Work required
Starting from the line containing "What's the underlying", give again every line through the end of the entries, word for word. Pictures stay out of the copy.
Start of Dataset records
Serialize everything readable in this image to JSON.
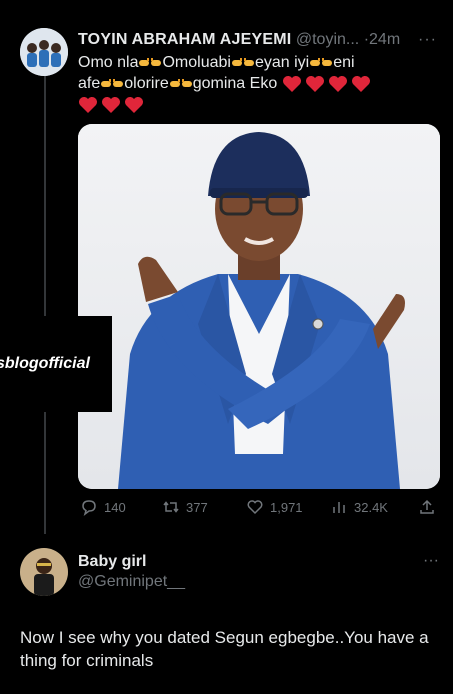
{
  "post": {
    "display_name": "TOYIN ABRAHAM AJEYEMI",
    "handle": "@toyin...",
    "time": "·24m",
    "more": "···",
    "text_parts": [
      "Omo nla",
      "Omoluabi",
      "eyan iyi",
      "eni",
      "afe",
      "olorire",
      "gomina Eko"
    ],
    "hand_icon": "pointing-hands-emoji",
    "heart_icon": "red-heart-emoji",
    "heart_color": "#e0263a",
    "heart_count": 7
  },
  "watermark": {
    "text": "sblogofficial"
  },
  "actions": {
    "replies": "140",
    "reposts": "377",
    "likes": "1,971",
    "views": "32.4K"
  },
  "reply": {
    "display_name": "Baby girl",
    "handle": "@Geminipet__",
    "more": "···",
    "text": "Now I see why you dated Segun egbegbe..You have a thing for criminals"
  },
  "colors": {
    "background": "#000000",
    "text": "#e7e9ea",
    "muted": "#71767b",
    "suit_blue": "#2f5fb3",
    "cap_navy": "#1c2e5c"
  }
}
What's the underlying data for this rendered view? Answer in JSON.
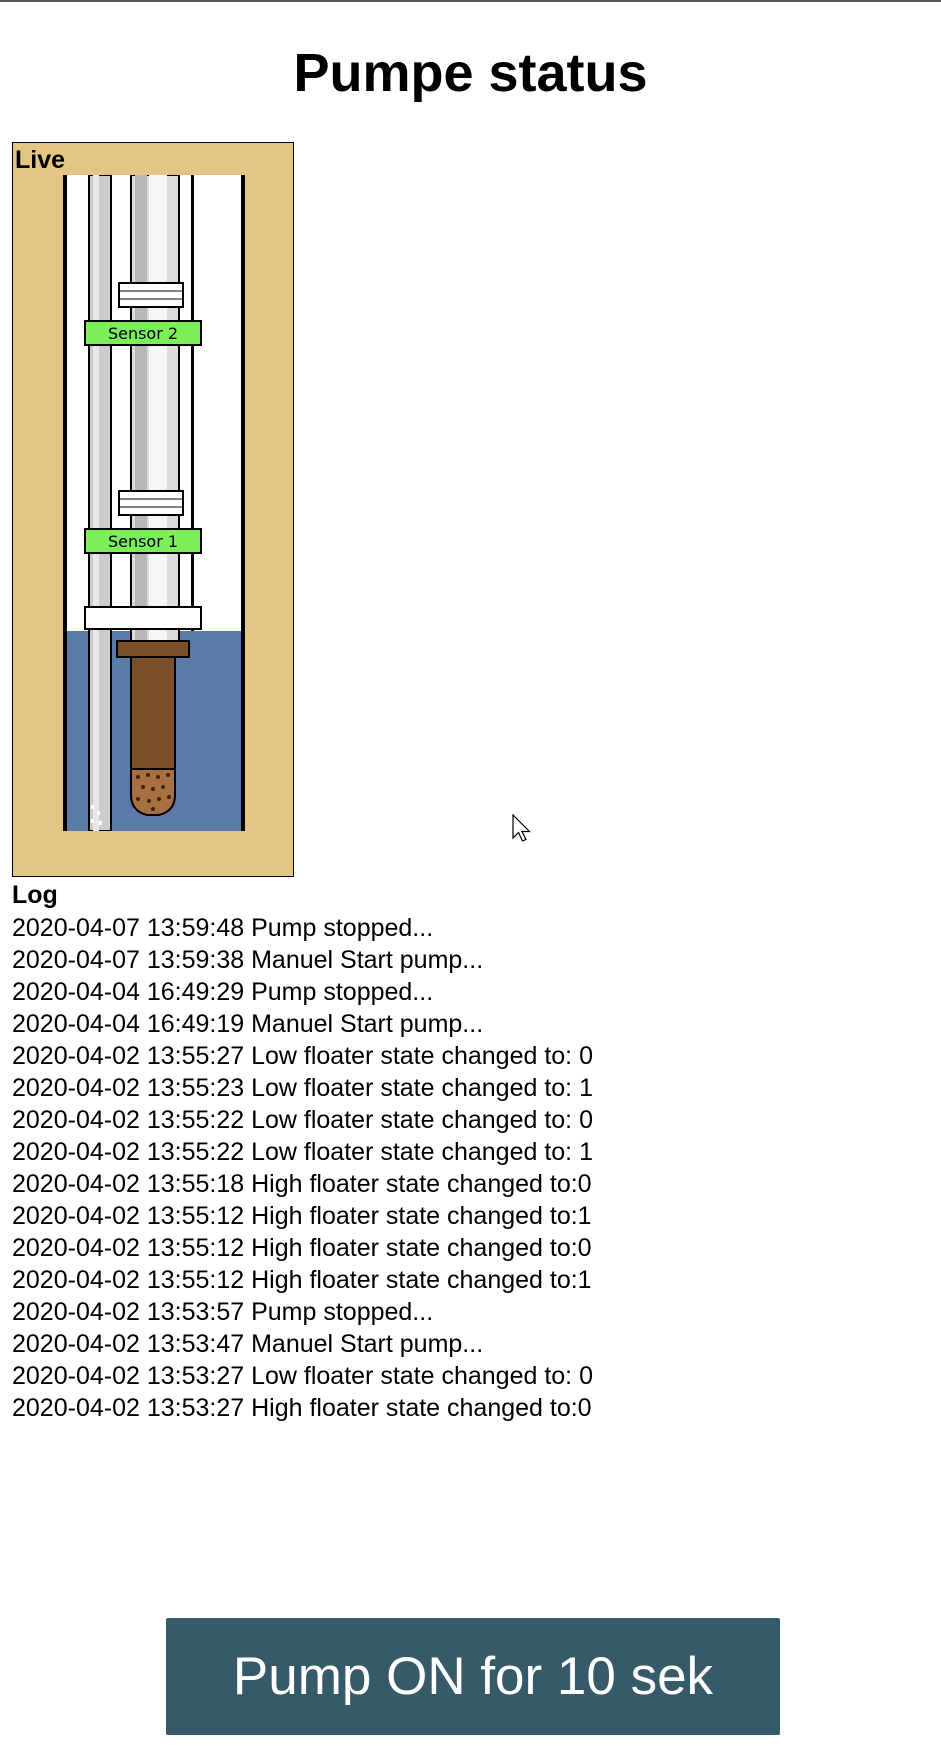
{
  "page": {
    "title": "Pumpe status"
  },
  "live": {
    "label": "Live",
    "sensors": {
      "sensor2": "Sensor 2",
      "sensor1": "Sensor 1"
    },
    "colors": {
      "panel": "#e3c684",
      "water": "#5b7aa8",
      "sensor_active": "#7cf05a",
      "pump_body": "#7c5026"
    }
  },
  "log": {
    "title": "Log",
    "entries": [
      "2020-04-07 13:59:48 Pump stopped...",
      "2020-04-07 13:59:38 Manuel Start pump...",
      "2020-04-04 16:49:29 Pump stopped...",
      "2020-04-04 16:49:19 Manuel Start pump...",
      "2020-04-02 13:55:27 Low floater state changed to: 0",
      "2020-04-02 13:55:23 Low floater state changed to: 1",
      "2020-04-02 13:55:22 Low floater state changed to: 0",
      "2020-04-02 13:55:22 Low floater state changed to: 1",
      "2020-04-02 13:55:18 High floater state changed to:0",
      "2020-04-02 13:55:12 High floater state changed to:1",
      "2020-04-02 13:55:12 High floater state changed to:0",
      "2020-04-02 13:55:12 High floater state changed to:1",
      "2020-04-02 13:53:57 Pump stopped...",
      "2020-04-02 13:53:47 Manuel Start pump...",
      "2020-04-02 13:53:27 Low floater state changed to: 0",
      "2020-04-02 13:53:27 High floater state changed to:0"
    ]
  },
  "actions": {
    "pump_button_label": "Pump ON for 10 sek",
    "pump_button_color": "#375a68"
  },
  "icons": {
    "cursor": "mouse-pointer-icon"
  }
}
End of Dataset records
Solved problem
What's the underlying data for this rendered view? Answer in JSON.
{
  "page": {
    "title": "Pumpe status"
  },
  "live": {
    "label": "Live",
    "sensors": {
      "sensor2": "Sensor 2",
      "sensor1": "Sensor 1"
    },
    "colors": {
      "panel": "#e3c684",
      "water": "#5b7aa8",
      "sensor_active": "#7cf05a",
      "pump_body": "#7c5026"
    }
  },
  "log": {
    "title": "Log",
    "entries": [
      "2020-04-07 13:59:48 Pump stopped...",
      "2020-04-07 13:59:38 Manuel Start pump...",
      "2020-04-04 16:49:29 Pump stopped...",
      "2020-04-04 16:49:19 Manuel Start pump...",
      "2020-04-02 13:55:27 Low floater state changed to: 0",
      "2020-04-02 13:55:23 Low floater state changed to: 1",
      "2020-04-02 13:55:22 Low floater state changed to: 0",
      "2020-04-02 13:55:22 Low floater state changed to: 1",
      "2020-04-02 13:55:18 High floater state changed to:0",
      "2020-04-02 13:55:12 High floater state changed to:1",
      "2020-04-02 13:55:12 High floater state changed to:0",
      "2020-04-02 13:55:12 High floater state changed to:1",
      "2020-04-02 13:53:57 Pump stopped...",
      "2020-04-02 13:53:47 Manuel Start pump...",
      "2020-04-02 13:53:27 Low floater state changed to: 0",
      "2020-04-02 13:53:27 High floater state changed to:0"
    ]
  },
  "actions": {
    "pump_button_label": "Pump ON for 10 sek",
    "pump_button_color": "#375a68"
  },
  "icons": {
    "cursor": "mouse-pointer-icon"
  }
}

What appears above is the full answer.